Assigned task: In the listing below, pick out lines with "注册日期".

Given records:
****************

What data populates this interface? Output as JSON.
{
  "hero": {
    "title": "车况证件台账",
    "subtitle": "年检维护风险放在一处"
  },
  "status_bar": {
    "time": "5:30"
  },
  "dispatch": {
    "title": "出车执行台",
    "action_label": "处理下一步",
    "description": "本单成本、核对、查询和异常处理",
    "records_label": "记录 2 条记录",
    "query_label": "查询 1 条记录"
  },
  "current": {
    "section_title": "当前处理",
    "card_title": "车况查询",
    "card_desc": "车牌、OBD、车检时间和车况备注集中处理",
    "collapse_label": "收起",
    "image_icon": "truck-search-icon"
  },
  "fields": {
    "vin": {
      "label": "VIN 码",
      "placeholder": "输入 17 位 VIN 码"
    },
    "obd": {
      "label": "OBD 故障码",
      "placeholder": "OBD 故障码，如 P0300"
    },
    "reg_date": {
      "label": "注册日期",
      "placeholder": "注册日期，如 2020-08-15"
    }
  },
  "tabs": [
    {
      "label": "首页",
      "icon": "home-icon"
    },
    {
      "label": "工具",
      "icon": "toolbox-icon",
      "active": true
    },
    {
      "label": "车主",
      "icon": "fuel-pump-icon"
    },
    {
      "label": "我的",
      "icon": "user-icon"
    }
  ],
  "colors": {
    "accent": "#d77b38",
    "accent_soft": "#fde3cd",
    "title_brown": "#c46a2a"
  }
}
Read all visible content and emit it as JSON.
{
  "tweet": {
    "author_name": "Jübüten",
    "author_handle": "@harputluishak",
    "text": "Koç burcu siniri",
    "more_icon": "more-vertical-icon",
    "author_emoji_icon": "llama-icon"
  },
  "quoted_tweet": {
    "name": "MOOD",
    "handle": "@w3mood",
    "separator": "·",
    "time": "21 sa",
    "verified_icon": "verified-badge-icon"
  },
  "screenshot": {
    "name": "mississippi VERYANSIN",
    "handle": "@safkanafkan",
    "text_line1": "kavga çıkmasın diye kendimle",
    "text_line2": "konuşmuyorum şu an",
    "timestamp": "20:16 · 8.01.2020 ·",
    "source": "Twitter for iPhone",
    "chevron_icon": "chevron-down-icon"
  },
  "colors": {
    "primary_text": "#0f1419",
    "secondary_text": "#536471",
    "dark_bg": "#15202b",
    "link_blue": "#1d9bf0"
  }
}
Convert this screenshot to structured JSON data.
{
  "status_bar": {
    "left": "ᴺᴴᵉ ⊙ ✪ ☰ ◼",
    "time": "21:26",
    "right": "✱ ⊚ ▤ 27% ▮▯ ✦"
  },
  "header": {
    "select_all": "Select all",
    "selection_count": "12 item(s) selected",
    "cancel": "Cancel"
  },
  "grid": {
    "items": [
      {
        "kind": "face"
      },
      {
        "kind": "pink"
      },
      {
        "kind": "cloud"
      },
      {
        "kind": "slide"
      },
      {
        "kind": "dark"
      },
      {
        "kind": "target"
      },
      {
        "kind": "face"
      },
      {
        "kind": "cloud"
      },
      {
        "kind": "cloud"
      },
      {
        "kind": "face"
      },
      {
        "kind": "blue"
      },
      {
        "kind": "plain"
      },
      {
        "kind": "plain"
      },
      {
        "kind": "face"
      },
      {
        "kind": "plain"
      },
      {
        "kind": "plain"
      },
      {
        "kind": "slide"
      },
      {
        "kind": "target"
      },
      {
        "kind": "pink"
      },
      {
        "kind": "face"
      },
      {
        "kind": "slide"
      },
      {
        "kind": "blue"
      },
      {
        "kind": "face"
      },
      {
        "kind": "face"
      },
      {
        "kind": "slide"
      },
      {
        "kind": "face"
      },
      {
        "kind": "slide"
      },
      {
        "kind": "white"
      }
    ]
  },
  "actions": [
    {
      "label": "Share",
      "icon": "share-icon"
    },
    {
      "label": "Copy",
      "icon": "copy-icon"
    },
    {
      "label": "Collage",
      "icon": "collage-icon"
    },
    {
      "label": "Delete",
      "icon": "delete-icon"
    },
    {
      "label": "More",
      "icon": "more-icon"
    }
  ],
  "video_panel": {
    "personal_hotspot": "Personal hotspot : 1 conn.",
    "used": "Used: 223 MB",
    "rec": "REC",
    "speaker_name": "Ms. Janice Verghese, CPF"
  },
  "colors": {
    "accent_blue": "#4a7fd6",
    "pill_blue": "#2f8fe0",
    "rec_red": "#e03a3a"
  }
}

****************

Answer box:
      "label": "注册日期",
      "placeholder": "注册日期，如 2020-08-15"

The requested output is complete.